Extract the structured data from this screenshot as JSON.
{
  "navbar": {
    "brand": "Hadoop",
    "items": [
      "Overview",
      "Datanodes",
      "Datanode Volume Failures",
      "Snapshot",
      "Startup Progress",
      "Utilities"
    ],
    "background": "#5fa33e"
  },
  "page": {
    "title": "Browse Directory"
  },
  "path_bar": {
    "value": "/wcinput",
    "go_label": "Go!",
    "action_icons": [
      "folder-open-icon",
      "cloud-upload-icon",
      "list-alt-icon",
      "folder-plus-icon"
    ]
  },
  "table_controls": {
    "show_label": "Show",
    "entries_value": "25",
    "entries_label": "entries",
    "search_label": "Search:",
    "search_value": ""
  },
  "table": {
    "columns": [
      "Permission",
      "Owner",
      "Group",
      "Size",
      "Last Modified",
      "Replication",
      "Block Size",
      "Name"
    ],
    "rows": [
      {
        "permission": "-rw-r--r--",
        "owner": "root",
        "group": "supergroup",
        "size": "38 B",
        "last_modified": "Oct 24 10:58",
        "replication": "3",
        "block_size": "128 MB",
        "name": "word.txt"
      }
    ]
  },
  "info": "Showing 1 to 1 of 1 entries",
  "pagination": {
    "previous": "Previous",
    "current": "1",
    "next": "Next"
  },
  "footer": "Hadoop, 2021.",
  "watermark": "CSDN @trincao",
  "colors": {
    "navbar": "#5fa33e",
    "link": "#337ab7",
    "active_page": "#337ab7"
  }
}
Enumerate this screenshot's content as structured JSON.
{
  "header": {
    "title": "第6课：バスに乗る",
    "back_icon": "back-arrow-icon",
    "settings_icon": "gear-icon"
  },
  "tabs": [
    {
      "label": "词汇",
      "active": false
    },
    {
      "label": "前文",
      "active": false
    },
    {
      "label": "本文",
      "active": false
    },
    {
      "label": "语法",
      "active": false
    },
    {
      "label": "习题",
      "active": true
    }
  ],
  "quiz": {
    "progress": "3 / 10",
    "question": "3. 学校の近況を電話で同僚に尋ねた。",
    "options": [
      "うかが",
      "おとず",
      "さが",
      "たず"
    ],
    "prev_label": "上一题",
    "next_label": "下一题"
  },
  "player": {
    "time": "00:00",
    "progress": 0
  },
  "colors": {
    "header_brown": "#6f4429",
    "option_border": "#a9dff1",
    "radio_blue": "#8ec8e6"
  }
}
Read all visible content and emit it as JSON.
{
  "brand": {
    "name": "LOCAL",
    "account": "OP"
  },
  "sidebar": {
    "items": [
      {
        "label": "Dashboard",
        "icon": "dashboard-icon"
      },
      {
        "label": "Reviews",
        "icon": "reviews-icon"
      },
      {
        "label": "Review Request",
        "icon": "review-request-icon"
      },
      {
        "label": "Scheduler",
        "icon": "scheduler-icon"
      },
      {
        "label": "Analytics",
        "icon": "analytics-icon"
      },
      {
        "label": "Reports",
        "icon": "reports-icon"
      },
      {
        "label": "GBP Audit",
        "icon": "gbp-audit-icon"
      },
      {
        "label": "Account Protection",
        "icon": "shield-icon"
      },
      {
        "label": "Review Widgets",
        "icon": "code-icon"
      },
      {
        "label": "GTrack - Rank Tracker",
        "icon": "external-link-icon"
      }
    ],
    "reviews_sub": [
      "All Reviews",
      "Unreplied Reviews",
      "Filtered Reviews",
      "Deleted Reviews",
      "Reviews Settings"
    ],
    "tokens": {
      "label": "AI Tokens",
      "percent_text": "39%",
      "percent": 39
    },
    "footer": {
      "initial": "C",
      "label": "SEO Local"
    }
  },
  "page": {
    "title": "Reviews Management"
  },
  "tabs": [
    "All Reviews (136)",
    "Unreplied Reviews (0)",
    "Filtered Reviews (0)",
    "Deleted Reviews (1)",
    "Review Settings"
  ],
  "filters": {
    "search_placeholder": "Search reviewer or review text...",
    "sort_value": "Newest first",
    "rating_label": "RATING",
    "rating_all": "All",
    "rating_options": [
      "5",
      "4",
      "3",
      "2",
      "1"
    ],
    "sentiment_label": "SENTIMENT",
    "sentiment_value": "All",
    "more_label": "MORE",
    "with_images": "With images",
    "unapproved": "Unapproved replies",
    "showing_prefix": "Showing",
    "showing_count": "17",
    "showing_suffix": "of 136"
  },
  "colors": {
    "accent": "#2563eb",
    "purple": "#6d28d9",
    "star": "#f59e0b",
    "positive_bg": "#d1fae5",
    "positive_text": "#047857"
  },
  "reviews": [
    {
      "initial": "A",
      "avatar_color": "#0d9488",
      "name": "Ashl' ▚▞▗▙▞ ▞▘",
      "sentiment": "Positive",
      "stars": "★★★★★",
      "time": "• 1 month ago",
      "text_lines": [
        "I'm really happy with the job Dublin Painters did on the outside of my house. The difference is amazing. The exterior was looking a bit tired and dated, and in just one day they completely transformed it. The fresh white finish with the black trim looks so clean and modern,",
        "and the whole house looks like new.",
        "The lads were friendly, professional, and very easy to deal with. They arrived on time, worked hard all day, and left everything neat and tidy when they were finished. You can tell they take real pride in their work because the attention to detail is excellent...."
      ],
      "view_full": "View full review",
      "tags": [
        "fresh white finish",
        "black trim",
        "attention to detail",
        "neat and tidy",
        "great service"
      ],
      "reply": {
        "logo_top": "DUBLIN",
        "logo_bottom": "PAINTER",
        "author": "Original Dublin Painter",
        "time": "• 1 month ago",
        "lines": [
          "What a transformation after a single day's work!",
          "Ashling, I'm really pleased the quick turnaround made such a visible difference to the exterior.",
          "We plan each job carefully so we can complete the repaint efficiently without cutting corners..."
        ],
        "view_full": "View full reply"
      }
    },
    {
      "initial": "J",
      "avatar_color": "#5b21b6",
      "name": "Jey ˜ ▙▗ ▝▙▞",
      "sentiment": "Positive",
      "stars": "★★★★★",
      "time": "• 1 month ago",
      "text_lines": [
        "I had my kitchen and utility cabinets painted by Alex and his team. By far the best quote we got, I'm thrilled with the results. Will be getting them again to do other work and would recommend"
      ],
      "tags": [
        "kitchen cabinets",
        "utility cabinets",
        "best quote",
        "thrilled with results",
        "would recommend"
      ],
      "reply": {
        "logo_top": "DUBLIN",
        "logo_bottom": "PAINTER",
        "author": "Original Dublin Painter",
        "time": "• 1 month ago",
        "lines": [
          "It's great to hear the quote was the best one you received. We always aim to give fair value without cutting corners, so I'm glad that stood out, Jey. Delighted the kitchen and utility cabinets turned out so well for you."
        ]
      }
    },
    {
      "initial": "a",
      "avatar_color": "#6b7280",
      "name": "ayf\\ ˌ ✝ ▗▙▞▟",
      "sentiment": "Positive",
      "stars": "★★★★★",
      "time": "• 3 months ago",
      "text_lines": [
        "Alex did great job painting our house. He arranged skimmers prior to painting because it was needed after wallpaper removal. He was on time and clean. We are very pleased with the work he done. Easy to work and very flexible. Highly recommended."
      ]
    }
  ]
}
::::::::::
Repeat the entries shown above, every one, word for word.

### Solution to this problem
Extract the structured data from this screenshot as JSON.
{
  "navbar": {
    "brand": "Hadoop",
    "items": [
      "Overview",
      "Datanodes",
      "Datanode Volume Failures",
      "Snapshot",
      "Startup Progress",
      "Utilities"
    ],
    "background": "#5fa33e"
  },
  "page": {
    "title": "Browse Directory"
  },
  "path_bar": {
    "value": "/wcinput",
    "go_label": "Go!",
    "action_icons": [
      "folder-open-icon",
      "cloud-upload-icon",
      "list-alt-icon",
      "folder-plus-icon"
    ]
  },
  "table_controls": {
    "show_label": "Show",
    "entries_value": "25",
    "entries_label": "entries",
    "search_label": "Search:",
    "search_value": ""
  },
  "table": {
    "columns": [
      "Permission",
      "Owner",
      "Group",
      "Size",
      "Last Modified",
      "Replication",
      "Block Size",
      "Name"
    ],
    "rows": [
      {
        "permission": "-rw-r--r--",
        "owner": "root",
        "group": "supergroup",
        "size": "38 B",
        "last_modified": "Oct 24 10:58",
        "replication": "3",
        "block_size": "128 MB",
        "name": "word.txt"
      }
    ]
  },
  "info": "Showing 1 to 1 of 1 entries",
  "pagination": {
    "previous": "Previous",
    "current": "1",
    "next": "Next"
  },
  "footer": "Hadoop, 2021.",
  "watermark": "CSDN @trincao",
  "colors": {
    "navbar": "#5fa33e",
    "link": "#337ab7",
    "active_page": "#337ab7"
  }
}
Enumerate this screenshot's content as structured JSON.
{
  "header": {
    "title": "第6课：バスに乗る",
    "back_icon": "back-arrow-icon",
    "settings_icon": "gear-icon"
  },
  "tabs": [
    {
      "label": "词汇",
      "active": false
    },
    {
      "label": "前文",
      "active": false
    },
    {
      "label": "本文",
      "active": false
    },
    {
      "label": "语法",
      "active": false
    },
    {
      "label": "习题",
      "active": true
    }
  ],
  "quiz": {
    "progress": "3 / 10",
    "question": "3. 学校の近況を電話で同僚に尋ねた。",
    "options": [
      "うかが",
      "おとず",
      "さが",
      "たず"
    ],
    "prev_label": "上一题",
    "next_label": "下一题"
  },
  "player": {
    "time": "00:00",
    "progress": 0
  },
  "colors": {
    "header_brown": "#6f4429",
    "option_border": "#a9dff1",
    "radio_blue": "#8ec8e6"
  }
}
Read all visible content and emit it as JSON.
{
  "brand": {
    "name": "LOCAL",
    "account": "OP"
  },
  "sidebar": {
    "items": [
      {
        "label": "Dashboard",
        "icon": "dashboard-icon"
      },
      {
        "label": "Reviews",
        "icon": "reviews-icon"
      },
      {
        "label": "Review Request",
        "icon": "review-request-icon"
      },
      {
        "label": "Scheduler",
        "icon": "scheduler-icon"
      },
      {
        "label": "Analytics",
        "icon": "analytics-icon"
      },
      {
        "label": "Reports",
        "icon": "reports-icon"
      },
      {
        "label": "GBP Audit",
        "icon": "gbp-audit-icon"
      },
      {
        "label": "Account Protection",
        "icon": "shield-icon"
      },
      {
        "label": "Review Widgets",
        "icon": "code-icon"
      },
      {
        "label": "GTrack - Rank Tracker",
        "icon": "external-link-icon"
      }
    ],
    "reviews_sub": [
      "All Reviews",
      "Unreplied Reviews",
      "Filtered Reviews",
      "Deleted Reviews",
      "Reviews Settings"
    ],
    "tokens": {
      "label": "AI Tokens",
      "percent_text": "39%",
      "percent": 39
    },
    "footer": {
      "initial": "C",
      "label": "SEO Local"
    }
  },
  "page": {
    "title": "Reviews Management"
  },
  "tabs": [
    "All Reviews (136)",
    "Unreplied Reviews (0)",
    "Filtered Reviews (0)",
    "Deleted Reviews (1)",
    "Review Settings"
  ],
  "filters": {
    "search_placeholder": "Search reviewer or review text...",
    "sort_value": "Newest first",
    "rating_label": "RATING",
    "rating_all": "All",
    "rating_options": [
      "5",
      "4",
      "3",
      "2",
      "1"
    ],
    "sentiment_label": "SENTIMENT",
    "sentiment_value": "All",
    "more_label": "MORE",
    "with_images": "With images",
    "unapproved": "Unapproved replies",
    "showing_prefix": "Showing",
    "showing_count": "17",
    "showing_suffix": "of 136"
  },
  "colors": {
    "accent": "#2563eb",
    "purple": "#6d28d9",
    "star": "#f59e0b",
    "positive_bg": "#d1fae5",
    "positive_text": "#047857"
  },
  "reviews": [
    {
      "initial": "A",
      "avatar_color": "#0d9488",
      "name": "Ashl' ▚▞▗▙▞ ▞▘",
      "sentiment": "Positive",
      "stars": "★★★★★",
      "time": "• 1 month ago",
      "text_lines": [
        "I'm really happy with the job Dublin Painters did on the outside of my house. The difference is amazing. The exterior was looking a bit tired and dated, and in just one day they completely transformed it. The fresh white finish with the black trim looks so clean and modern,",
        "and the whole house looks like new.",
        "The lads were friendly, professional, and very easy to deal with. They arrived on time, worked hard all day, and left everything neat and tidy when they were finished. You can tell they take real pride in their work because the attention to detail is excellent...."
      ],
      "view_full": "View full review",
      "tags": [
        "fresh white finish",
        "black trim",
        "attention to detail",
        "neat and tidy",
        "great service"
      ],
      "reply": {
        "logo_top": "DUBLIN",
        "logo_bottom": "PAINTER",
        "author": "Original Dublin Painter",
        "time": "• 1 month ago",
        "lines": [
          "What a transformation after a single day's work!",
          "Ashling, I'm really pleased the quick turnaround made such a visible difference to the exterior.",
          "We plan each job carefully so we can complete the repaint efficiently without cutting corners..."
        ],
        "view_full": "View full reply"
      }
    },
    {
      "initial": "J",
      "avatar_color": "#5b21b6",
      "name": "Jey ˜ ▙▗ ▝▙▞",
      "sentiment": "Positive",
      "stars": "★★★★★",
      "time": "• 1 month ago",
      "text_lines": [
        "I had my kitchen and utility cabinets painted by Alex and his team. By far the best quote we got, I'm thrilled with the results. Will be getting them again to do other work and would recommend"
      ],
      "tags": [
        "kitchen cabinets",
        "utility cabinets",
        "best quote",
        "thrilled with results",
        "would recommend"
      ],
      "reply": {
        "logo_top": "DUBLIN",
        "logo_bottom": "PAINTER",
        "author": "Original Dublin Painter",
        "time": "• 1 month ago",
        "lines": [
          "It's great to hear the quote was the best one you received. We always aim to give fair value without cutting corners, so I'm glad that stood out, Jey. Delighted the kitchen and utility cabinets turned out so well for you."
        ]
      }
    },
    {
      "initial": "a",
      "avatar_color": "#6b7280",
      "name": "ayf\\ ˌ ✝ ▗▙▞▟",
      "sentiment": "Positive",
      "stars": "★★★★★",
      "time": "• 3 months ago",
      "text_lines": [
        "Alex did great job painting our house. He arranged skimmers prior to painting because it was needed after wallpaper removal. He was on time and clean. We are very pleased with the work he done. Easy to work and very flexible. Highly recommended."
      ]
    }
  ]
}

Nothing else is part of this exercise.